* _EXERCISE DETAILS_
Should a line in the entries below contain "不能加热", return that line.

* _RECORDS PROVIDED_
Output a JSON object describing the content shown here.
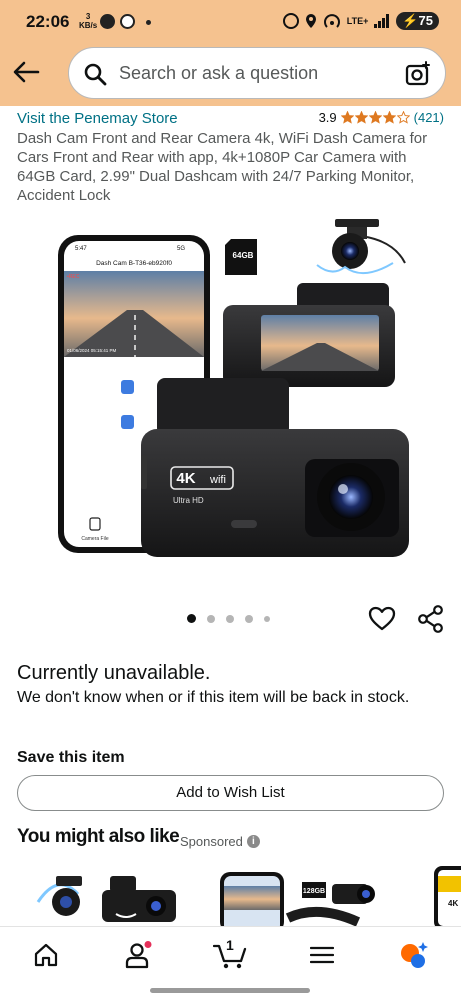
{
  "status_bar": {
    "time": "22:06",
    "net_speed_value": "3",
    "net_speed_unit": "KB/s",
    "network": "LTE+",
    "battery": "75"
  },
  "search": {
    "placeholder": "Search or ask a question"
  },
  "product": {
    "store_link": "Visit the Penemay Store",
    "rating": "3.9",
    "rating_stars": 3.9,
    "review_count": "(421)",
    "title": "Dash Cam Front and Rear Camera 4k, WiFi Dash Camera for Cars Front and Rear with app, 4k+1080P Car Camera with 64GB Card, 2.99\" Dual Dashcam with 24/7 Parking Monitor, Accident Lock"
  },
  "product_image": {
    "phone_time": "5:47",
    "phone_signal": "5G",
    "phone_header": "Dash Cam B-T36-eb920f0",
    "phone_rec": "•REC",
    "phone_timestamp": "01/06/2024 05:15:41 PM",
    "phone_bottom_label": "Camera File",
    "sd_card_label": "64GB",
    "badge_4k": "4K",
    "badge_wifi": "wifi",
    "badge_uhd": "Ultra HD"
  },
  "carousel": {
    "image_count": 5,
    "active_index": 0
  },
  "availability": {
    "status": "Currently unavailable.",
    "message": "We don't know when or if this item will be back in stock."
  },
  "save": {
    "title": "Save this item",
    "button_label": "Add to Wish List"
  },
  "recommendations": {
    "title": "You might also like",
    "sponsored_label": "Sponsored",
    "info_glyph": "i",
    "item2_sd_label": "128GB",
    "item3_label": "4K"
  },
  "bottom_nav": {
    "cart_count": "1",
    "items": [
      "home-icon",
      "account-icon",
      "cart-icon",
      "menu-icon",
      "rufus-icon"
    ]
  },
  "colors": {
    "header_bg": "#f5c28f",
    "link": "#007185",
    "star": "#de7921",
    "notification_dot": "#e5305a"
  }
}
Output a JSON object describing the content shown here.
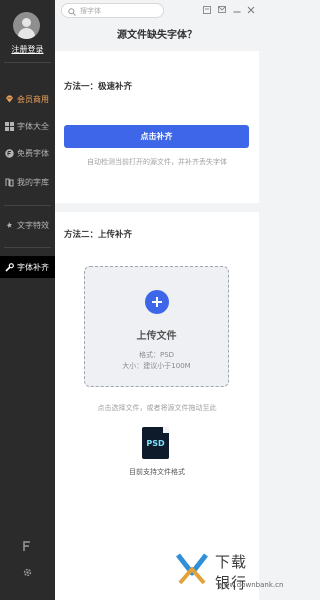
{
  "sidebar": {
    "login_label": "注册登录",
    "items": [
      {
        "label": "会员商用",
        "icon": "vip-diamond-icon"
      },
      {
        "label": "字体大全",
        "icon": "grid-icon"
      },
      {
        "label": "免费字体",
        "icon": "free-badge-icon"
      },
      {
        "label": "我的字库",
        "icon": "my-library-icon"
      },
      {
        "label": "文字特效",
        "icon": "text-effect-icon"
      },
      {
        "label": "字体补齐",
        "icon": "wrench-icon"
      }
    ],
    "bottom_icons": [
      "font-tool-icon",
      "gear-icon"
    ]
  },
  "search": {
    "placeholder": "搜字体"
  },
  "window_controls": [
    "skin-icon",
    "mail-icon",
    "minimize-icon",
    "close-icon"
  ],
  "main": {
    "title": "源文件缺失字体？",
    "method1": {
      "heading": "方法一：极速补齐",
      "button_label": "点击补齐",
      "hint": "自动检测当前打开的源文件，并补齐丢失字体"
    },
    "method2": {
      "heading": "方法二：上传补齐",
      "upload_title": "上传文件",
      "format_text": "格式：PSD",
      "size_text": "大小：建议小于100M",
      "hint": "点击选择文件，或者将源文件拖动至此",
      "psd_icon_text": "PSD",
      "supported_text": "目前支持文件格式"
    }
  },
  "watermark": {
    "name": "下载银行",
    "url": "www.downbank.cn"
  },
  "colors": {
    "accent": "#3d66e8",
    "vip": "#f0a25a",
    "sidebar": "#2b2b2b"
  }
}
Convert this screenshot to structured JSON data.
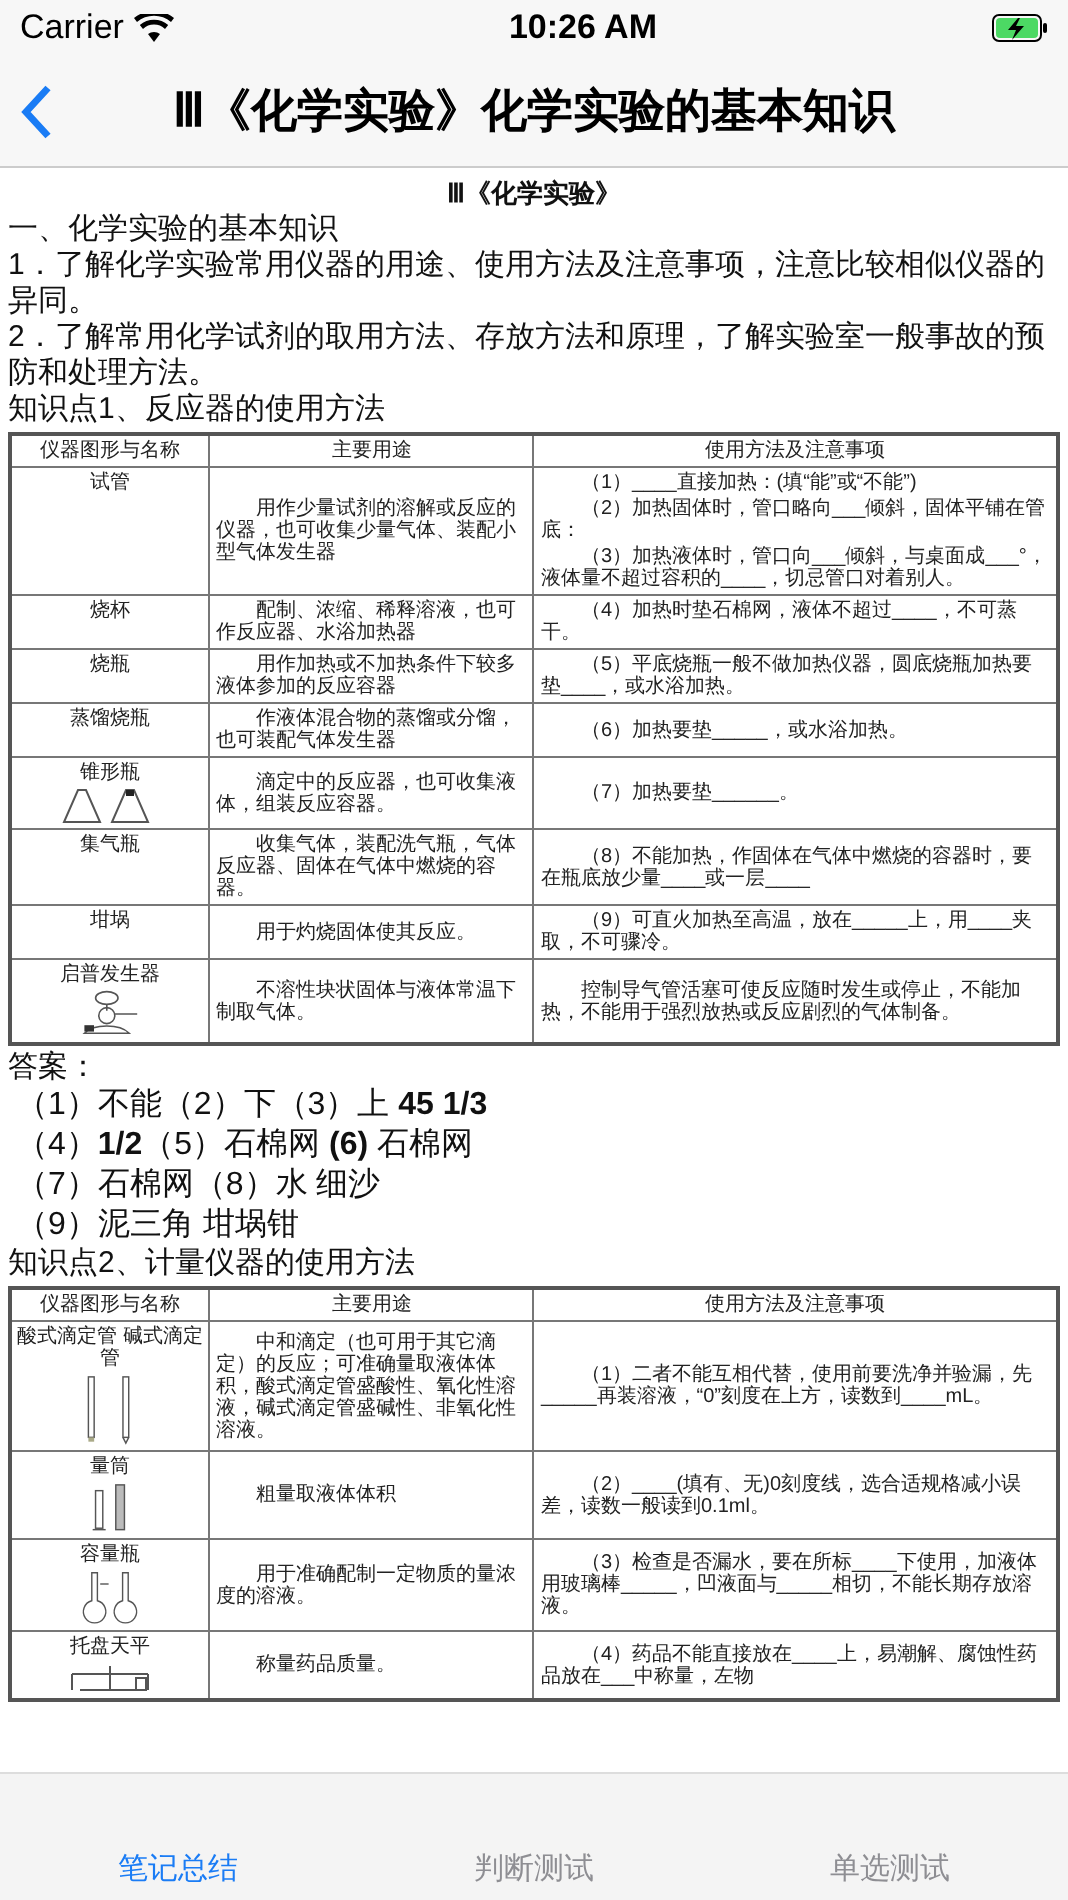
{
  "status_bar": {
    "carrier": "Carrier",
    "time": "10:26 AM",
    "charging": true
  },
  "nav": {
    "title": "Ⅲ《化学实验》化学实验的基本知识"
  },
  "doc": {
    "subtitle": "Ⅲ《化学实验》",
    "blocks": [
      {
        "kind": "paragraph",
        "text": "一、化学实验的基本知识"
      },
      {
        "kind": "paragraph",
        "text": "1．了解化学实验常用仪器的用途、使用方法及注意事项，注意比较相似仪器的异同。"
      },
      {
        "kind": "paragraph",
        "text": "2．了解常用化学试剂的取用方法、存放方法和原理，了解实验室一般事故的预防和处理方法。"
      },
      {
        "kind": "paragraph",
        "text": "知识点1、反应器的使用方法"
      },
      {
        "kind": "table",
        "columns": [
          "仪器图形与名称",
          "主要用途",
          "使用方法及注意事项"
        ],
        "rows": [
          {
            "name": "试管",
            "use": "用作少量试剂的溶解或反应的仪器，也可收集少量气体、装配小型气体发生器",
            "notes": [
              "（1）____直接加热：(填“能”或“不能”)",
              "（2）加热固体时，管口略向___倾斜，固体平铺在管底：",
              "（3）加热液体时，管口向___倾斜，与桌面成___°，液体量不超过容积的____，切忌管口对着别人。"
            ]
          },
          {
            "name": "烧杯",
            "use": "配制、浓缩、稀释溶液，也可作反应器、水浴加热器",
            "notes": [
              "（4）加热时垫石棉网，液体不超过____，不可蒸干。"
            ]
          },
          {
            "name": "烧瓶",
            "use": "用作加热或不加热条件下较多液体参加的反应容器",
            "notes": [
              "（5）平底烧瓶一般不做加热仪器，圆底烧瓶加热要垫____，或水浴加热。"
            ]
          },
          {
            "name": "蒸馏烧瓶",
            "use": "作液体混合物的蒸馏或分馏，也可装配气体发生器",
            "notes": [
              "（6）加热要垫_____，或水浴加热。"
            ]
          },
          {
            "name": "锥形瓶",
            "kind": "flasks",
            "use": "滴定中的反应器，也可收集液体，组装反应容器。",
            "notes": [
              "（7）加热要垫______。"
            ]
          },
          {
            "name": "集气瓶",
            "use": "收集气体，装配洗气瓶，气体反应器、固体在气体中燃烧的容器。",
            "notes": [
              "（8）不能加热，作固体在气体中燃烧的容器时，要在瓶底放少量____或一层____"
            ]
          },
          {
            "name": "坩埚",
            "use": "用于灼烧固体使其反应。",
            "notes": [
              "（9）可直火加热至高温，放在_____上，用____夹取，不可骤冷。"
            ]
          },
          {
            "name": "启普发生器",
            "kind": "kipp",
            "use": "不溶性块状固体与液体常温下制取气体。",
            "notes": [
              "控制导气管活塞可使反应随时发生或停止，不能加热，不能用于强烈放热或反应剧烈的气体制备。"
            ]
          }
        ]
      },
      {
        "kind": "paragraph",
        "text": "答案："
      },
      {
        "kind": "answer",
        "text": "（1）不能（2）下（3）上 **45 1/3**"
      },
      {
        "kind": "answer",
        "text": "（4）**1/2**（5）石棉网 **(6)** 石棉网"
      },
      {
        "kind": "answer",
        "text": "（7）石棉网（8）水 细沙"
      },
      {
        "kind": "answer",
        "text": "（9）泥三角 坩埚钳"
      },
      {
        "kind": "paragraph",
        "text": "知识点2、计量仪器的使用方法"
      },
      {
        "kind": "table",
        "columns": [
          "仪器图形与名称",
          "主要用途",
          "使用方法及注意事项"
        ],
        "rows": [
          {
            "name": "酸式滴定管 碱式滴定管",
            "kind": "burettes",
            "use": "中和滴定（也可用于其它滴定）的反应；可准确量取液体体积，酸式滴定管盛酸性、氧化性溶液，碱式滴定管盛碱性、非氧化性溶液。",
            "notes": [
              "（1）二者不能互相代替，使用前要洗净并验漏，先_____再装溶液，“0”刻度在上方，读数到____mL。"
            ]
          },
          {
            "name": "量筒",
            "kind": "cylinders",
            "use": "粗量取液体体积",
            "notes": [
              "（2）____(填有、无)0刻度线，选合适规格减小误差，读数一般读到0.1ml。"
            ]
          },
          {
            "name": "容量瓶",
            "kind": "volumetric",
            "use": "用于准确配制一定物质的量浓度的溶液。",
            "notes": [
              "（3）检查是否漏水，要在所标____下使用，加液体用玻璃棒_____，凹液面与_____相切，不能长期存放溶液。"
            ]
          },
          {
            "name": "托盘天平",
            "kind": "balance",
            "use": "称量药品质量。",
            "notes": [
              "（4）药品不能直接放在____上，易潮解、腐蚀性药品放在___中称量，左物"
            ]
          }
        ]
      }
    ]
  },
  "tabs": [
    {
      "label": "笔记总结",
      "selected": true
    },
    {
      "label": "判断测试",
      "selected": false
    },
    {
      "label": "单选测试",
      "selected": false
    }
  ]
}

* _RESPONSE BELOW_
              "（8）不能加热，作固体在气体中燃烧的容器时，要在瓶底放少量____或一层____"
              "控制导气管活塞可使反应随时发生或停止，不能加热，不能用于强烈放热或反应剧烈的气体制备。"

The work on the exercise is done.